A bomb at a mosque in Pakistan’s north-western tribal belt killed 29 people today.
The attack in Khyber tribal region came as US special envoy Richard Holbrooke met Pakistan’s prime minister in Islamabad.
No group claimed responsibility for the attack in the Aka Khel area of Khyber, but the dead included militants from Lashkar-e-Islam, an insurgent group that has clashed with another militant outfit known as Ansarul Islam. Both support Taliban-style ideologies.
Earlier this week, officials confirmed that a joint CIA-Pakistani security operation had captured the number two Afghan Taliban commander, Mullah Abdul Ghani Baradar, in the southern Pakistani city of Karachi.
Today an Afghan official said that around the same time – some two weeks ago - two Taliban leaders from northern Afghanistan also were arrested in Pakistan by Pakistani authorities.
Pakistan has said very little on the record about the arrests, but they could signal a shift in policy. Pakistan has long frustrated the West by either denying that the Afghan Taliban use its soil or doing little to root them out.
The arrests could mean that Pakistan has decided to turn on the Afghan Taliban, a group that it helped nurture as a strategic ally against long-time rival India, though some suspect the Pakistanis were forced to act because the U.S. had solid intelligence on Baradar that it could not deny.

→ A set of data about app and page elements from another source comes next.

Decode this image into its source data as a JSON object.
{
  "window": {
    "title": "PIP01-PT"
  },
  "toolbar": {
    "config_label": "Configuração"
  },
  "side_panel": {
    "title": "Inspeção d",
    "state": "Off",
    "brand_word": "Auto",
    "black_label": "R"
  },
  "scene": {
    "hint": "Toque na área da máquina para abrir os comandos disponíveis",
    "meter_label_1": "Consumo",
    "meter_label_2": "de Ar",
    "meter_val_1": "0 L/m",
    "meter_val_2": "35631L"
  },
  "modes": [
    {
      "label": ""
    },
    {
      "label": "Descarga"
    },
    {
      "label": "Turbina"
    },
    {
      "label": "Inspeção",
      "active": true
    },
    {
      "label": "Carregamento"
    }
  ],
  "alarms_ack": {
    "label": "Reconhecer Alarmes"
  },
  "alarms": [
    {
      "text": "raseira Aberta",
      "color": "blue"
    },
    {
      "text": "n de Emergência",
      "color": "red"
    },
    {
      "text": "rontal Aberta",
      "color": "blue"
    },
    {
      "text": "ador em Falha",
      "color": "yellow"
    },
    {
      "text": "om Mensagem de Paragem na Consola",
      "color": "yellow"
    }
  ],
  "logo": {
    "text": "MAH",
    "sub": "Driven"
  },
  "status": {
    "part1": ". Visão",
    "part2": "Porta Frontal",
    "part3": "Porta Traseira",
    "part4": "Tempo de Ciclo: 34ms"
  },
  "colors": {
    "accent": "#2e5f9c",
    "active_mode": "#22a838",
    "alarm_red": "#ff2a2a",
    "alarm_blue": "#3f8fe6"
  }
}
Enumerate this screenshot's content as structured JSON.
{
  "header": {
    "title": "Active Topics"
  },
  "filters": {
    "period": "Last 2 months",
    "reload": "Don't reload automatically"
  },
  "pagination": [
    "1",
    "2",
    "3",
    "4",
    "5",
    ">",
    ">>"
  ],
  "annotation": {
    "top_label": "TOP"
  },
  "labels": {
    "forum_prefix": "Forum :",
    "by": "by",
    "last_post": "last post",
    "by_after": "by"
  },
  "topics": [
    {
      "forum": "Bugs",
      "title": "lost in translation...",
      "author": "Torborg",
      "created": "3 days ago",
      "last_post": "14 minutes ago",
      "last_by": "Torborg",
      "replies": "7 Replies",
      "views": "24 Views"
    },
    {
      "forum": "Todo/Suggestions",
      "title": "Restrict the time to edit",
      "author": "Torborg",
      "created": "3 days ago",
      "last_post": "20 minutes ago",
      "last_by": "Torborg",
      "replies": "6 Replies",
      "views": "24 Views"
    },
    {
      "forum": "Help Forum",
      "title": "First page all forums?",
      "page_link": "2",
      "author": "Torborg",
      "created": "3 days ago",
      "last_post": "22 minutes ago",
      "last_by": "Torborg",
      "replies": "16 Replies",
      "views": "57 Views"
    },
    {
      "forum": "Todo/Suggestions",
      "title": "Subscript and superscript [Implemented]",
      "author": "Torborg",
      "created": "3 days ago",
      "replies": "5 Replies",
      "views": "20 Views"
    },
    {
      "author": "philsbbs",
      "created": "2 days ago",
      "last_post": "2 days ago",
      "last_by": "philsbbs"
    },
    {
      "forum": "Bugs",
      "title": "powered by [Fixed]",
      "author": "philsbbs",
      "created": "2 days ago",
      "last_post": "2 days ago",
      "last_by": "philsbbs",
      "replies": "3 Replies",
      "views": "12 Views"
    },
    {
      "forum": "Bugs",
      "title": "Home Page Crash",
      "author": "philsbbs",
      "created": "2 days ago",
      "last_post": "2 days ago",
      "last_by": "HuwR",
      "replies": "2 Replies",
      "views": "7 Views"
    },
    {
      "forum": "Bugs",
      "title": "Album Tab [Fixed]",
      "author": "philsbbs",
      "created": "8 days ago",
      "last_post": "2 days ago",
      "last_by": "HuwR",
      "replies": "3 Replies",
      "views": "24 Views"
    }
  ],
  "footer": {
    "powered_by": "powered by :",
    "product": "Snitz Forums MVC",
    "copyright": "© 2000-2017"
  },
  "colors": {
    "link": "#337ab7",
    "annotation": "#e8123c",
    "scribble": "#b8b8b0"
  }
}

The arrests came as Western and Afghan troops fight the Taliban for control of Marjah town in southern Afghanistan’s Helmand province.